→ Your task
Filter the lines below, copying only those with the string "JSON".

→ Data
———

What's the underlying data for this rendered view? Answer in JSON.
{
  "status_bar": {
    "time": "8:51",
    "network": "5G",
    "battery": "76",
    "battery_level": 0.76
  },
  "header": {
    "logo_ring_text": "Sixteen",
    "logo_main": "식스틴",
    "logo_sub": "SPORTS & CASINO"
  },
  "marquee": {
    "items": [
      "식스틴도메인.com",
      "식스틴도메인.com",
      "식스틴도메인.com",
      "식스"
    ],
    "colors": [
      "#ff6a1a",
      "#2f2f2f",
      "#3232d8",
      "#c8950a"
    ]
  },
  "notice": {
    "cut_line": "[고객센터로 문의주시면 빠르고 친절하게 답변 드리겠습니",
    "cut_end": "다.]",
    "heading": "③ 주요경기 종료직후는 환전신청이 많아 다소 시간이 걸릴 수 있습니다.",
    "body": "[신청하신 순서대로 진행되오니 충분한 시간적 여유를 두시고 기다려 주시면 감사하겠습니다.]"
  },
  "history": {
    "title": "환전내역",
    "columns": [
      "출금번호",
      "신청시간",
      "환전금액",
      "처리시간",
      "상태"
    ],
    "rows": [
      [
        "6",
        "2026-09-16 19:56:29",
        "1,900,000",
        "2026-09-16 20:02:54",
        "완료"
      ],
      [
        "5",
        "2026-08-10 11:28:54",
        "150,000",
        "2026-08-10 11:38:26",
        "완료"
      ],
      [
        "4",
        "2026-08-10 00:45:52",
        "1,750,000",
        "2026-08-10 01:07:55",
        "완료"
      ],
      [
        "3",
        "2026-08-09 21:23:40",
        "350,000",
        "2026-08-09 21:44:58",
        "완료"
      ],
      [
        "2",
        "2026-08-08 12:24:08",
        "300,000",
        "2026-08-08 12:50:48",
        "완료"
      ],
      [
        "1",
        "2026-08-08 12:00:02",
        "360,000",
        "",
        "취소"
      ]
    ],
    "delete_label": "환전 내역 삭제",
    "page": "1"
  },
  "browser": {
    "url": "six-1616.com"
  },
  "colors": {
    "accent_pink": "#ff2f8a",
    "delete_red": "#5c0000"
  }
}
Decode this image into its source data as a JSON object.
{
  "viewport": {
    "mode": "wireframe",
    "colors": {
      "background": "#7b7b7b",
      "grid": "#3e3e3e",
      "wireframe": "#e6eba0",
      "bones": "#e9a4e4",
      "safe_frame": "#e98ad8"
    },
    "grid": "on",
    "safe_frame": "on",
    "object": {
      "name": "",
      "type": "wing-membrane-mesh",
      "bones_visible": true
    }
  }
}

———

→ Output
What's the underlying data for this rendered view? Answer in JSON.
Decode this image into its source data as a JSON object.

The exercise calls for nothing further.